1. What kind of project are you currently working on for LEO and what are you doing for them?
Recently, I’ve been working on a project analyzing two different programs run by Goodwill in Indiana. The first is the Nurse-Family Partnership, a program that pairs low-income expecting mothers with nurses who conduct home visits throughout the pregnancy and for up to two years afterward. The second is The Excel Center, an adult high school completion program. LEO is looking into the joint impacts of these programs, to see if enrollment in both programs provides significantly better outcomes for clients than enrollment in just one. Right now, I’m working on cleaning the initial data sets we’ve received from Goodwill, and merging them into one cohesive data set that we can then begin analyzing. It will be interesting to see whether or not there is a significant joint effect of these two programs, and if there is, what this means for the growth of these programs in Indiana in the future.
2. How has your experience at LEO shaped you?

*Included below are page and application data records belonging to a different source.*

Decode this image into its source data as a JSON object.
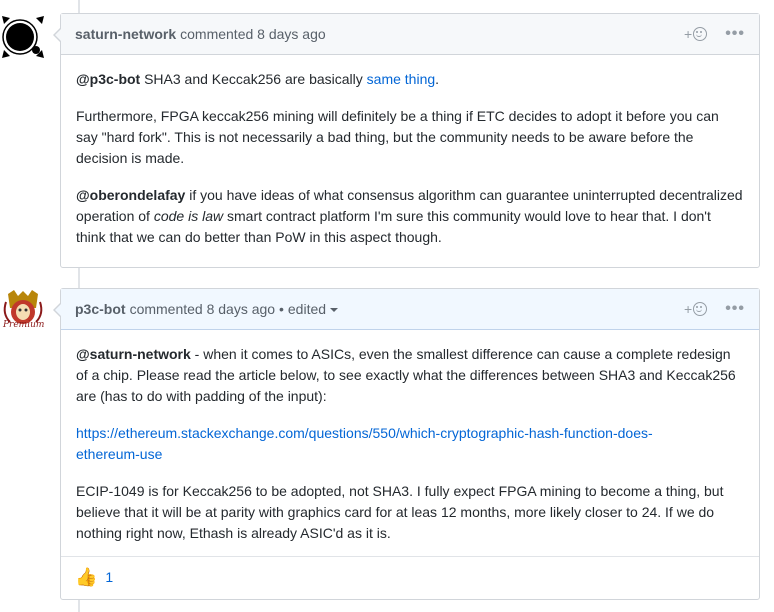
{
  "comment1": {
    "author": "saturn-network",
    "meta": "commented 8 days ago",
    "reaction_add": "+",
    "more": "•••",
    "p1_mention": "@p3c-bot",
    "p1_text": " SHA3 and Keccak256 are basically ",
    "p1_link": "same thing",
    "p1_end": ".",
    "p2": "Furthermore, FPGA keccak256 mining will definitely be a thing if ETC decides to adopt it before you can say \"hard fork\". This is not necessarily a bad thing, but the community needs to be aware before the decision is made.",
    "p3_mention": "@oberondelafay",
    "p3_text1": " if you have ideas of what consensus algorithm can guarantee uninterrupted decentralized operation of ",
    "p3_italic": "code is law",
    "p3_text2": " smart contract platform I'm sure this community would love to hear that. I don't think that we can do better than PoW in this aspect though."
  },
  "comment2": {
    "author": "p3c-bot",
    "meta": "commented 8 days ago •",
    "edited": "edited",
    "reaction_add": "+",
    "more": "•••",
    "p1_mention": "@saturn-network",
    "p1_text": " - when it comes to ASICs, even the smallest difference can cause a complete redesign of a chip. Please read the article below, to see exactly what the differences between SHA3 and Keccak256 are (has to do with padding of the input):",
    "link": "https://ethereum.stackexchange.com/questions/550/which-cryptographic-hash-function-does-ethereum-use",
    "p3": "ECIP-1049 is for Keccak256 to be adopted, not SHA3. I fully expect FPGA mining to become a thing, but believe that it will be at parity with graphics card for at leas 12 months, more likely closer to 24. If we do nothing right now, Ethash is already ASIC'd as it is.",
    "reaction_emoji": "👍",
    "reaction_count": "1"
  },
  "avatar2_caption": "Premium"
}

As someone who hopes to pursue a graduate degree in Economics, being able to work with LEO has given me valuable insight into the research process, as well as experience working with professors and other professionals in the field that I one day hope to work in. LEO expects a lot from research assistants, and as a result we gain very hands-on experience analyzing real, complicated data sets, learning by doing the work ourselves, rather than by watching someone else do it. On top of this technical experience, LEO has also given me a greater appreciation for all of the challenges faced by those working to fight poverty, not only by researchers, but by social service providers and policymakers as well.
3. What do you think is most important about LEO and the work it does?
LEO’s work is so important because if we are ever to help those in need, we first need to know what programs are most effective at bringing (and keeping) them out of poverty. Right now there are thousands of programs fighting poverty across the United States, but limited information on which of these programs have the greatest impact. Without the research and information that LEO provides, it would be difficult to know which services are actually helping people and how to provide these services to as many individuals and families as possible.